Cassandra Joore-Short is an early career researcher in women’s visual and intellectual cultures. She is currently a residential tutor in art history and gender studies at St Hilda’s College at the University of Melbourne. Prior to this, Cassandra undertook graduate training at the University of Oxford as an Ertegun Scholar in the humanities. Her main research areas are women artists of the post-war period; feminist critique of art history and colour theory.

Time: 14:45 - 15:45pm

Panel chair: Jill Journeaux

Panel speakers and talk titles:

Graham Chorlton: Suburb

Carole Griffiths: Art House: Home of discontent

Bios:

Graham Chorlton is an associate professor in the School of Art Design, Coventry University, where he is course leader for MA Painting. His research interests centre around the possibilities of contemporary representational painting, particularly with reference to the imaging of urban spaces and places. As a painter he has exhibited widely both nationally and internationally. His work has received a number of awards and prizes, and is represented in a number of private and public collections.
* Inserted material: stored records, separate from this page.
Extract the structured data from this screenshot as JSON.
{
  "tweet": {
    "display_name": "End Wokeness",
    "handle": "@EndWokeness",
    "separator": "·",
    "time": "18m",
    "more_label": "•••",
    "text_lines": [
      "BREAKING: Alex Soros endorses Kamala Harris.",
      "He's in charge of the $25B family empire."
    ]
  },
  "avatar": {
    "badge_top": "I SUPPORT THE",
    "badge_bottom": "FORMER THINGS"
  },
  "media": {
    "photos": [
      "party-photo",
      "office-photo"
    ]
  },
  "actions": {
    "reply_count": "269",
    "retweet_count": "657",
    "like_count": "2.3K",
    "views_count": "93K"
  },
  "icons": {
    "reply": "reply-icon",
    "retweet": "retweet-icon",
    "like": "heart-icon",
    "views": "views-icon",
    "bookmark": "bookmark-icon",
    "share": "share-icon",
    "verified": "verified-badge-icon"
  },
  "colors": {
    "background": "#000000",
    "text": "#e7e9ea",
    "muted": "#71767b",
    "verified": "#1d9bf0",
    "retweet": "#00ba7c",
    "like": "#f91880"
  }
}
Carole Griffiths is a practicing Sculptor and full-time lecturer at Bradford School of Art. She studied Sculpture at Wimbledon School of Art and completed an MA under Leeds Metropolitan University. Carole’s work has been exhibited in numerous places within the UK including Canterbury, London, Bradford, Halifax, Leeds, Sheffield, Derby and York. She is also a member of two collaborative groups The Unlocked Collective which focusses on responses to historical environments and archival content and a member of the Yorkshire Sculptors Group who focus on promoting their work through exhibitions related to contemporary issues. Carole is currently a research student at Coventry University undertaking a PhD in the Visual Arts based on Sculptural Representations of the Kitchen Utensil.

Time: 16:00am - 17.00pm
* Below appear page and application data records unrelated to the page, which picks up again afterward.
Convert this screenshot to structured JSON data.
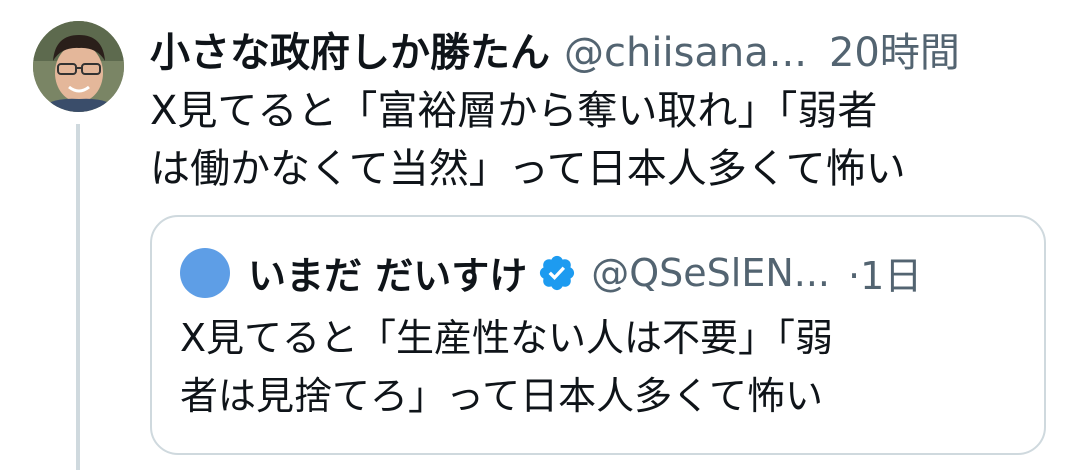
{
  "tweet": {
    "display_name": "小さな政府しか勝たん",
    "handle": "@chiisana...",
    "time": "20時間",
    "text_lines": [
      "X見てると「富裕層から奪い取れ」「弱者",
      "は働かなくて当然」って日本人多くて怖い"
    ]
  },
  "quote": {
    "display_name": "いまだ だいすけ",
    "handle": "@QSeSlEN...",
    "time": "·1日",
    "text_lines": [
      "X見てると「生産性ない人は不要」「弱",
      "者は見捨てろ」って日本人多くて怖い"
    ]
  },
  "colors": {
    "text": "#0f1419",
    "secondary": "#536471",
    "border": "#cfd9de",
    "verified": "#1d9bf0",
    "quote_avatar": "#5e9ee6"
  },
  "icons": {
    "verified": "verified-badge-icon"
  }
}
Panel chair: Imogen Racz

Panel speakers and talk titles:

Melissa Avdeeff: I’m bored in the House and I’m in the House Bored: TikTok and the mediated collective coping response to Covid-19 lockdown.
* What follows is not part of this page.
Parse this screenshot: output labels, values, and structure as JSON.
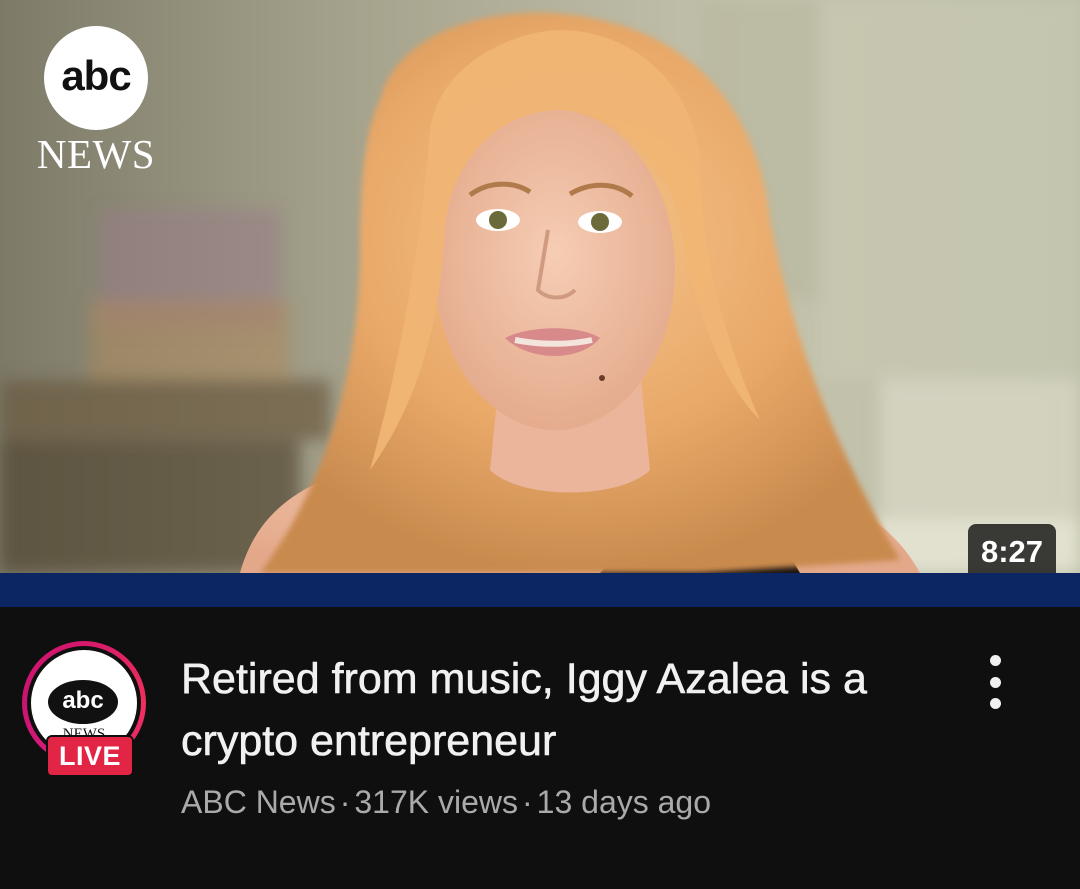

Gudrun Filipska: Proxmity and distance; new affinities and possibilities for artist's home and domestic cultures in a post-covid world: Developing positions of solidarity and kinship with mobile and displaced bodies through proxy and mediated encounters

Bios:

Melissa Avdeeff is an Assistant Professor in the School of Media and Performing Arts at Coventry University. As a scholar of all things popular, her research is at the intersections of technology, posthumanism, sociability, and reception. She has published works on Beyoncé and celebrity self-representation on Instagram; Justin Bieber and the evolution of YouTube stardom; iPod culture and sociability; Kim Kardashian and postfeminism; and AI popular music.

Gudrun Filipska is a writer, researcher and curator conducting Doctoral research at CEMORE (Centre for Mobilities Research) and Lancaster Institute of Contemporary Art UK under the Transnationalisms, mobilities and borders scholarship. She has published her writing widely and exhibited and curated globally on the subjects of feminist digitality, linguistic landscapes, cultural travel practices, post colonial geographies and cultural tourism. She runs a network called the Arts Territory Exchange which connects rural and remote territories through a large postal and digital network and produces research and writing into travel and residency cultures within indigenous territories and locations of environmental instability.